Board action will be sought in early 2017 on the current concept.
Chapter 21 archaeologists will be on-site at MJH, and possibly at DTH, on the September 29 tour date to explain their methods and to interpret their objectives and findings. Peter Nugent and Scott Stepp will provide a hearth-cooked lunch for them at MJH.
Mouns Jones Herb Garden:
Work on restoration of the garden on the river side of the 1716 house is proceeding to a conclusion. Final stages of the re-installation of the raised beds and brick paving have been accomplished by intern Alessandro Russo.
Morlatton Village Parking Areas:
On Sept 7 Leslie Rebman presented a report and photographs to the Greenway Association on the completed project.
A regulatory and directional sign policy will be developed and submitted to Amity Township and the Greenway Board. Un-sawn locust posts will be installed as pedestrian guide-posts to and from the parking areas and the Thun Trail.
After the last rainfall, Phase 3 had widespread ponding and was kept closed [Image #8, Photo 64, 9/4/12]. Phases 1 & 2 drained well and remained accessible for parking. Phase 3 was available within less than 48 hours. If there is no ponding problem on the tour date, the barricade and blocks can be removed from the entrance to Phase 3.

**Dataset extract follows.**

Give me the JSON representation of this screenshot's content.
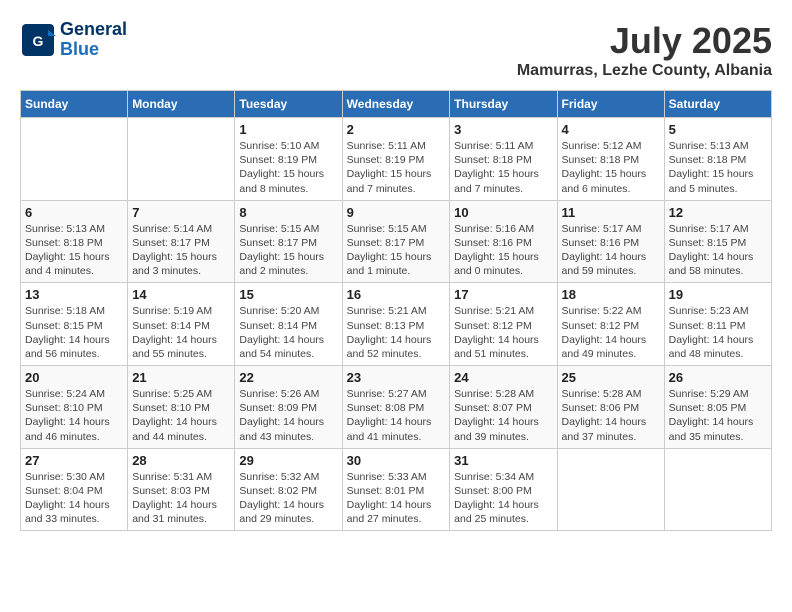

Surplus Material Sale:
The Trust is continuing its offer to sell surplus window sash, doors, shutters, and other early architectural artifacts not related to its structures or mission. With Board approval, a notice will be posted on Craigslist [free?] offering these items and the walnut and locust boards and posts sawn on-site [Image #9, photo 9998, 8/30/12]. This vertical-band saw produces saw-marks similar in appearance to the "Up-and-down" pit saws of the early periods.
Several Gerald Yoder inscribed slip-decorated redware plates [smaller-scale reproductions of the charger found in the 1970 archaeological dig at MJH] are available for sale at the Sept 29 tour event. A price must be set.
Submitted, Site & Structures Committee, Laurence Ward, Chair; Updated November, 2016.
Laurence Ward, November 2016
Sites and Structures
cellar vent well
Root cellar roof shelter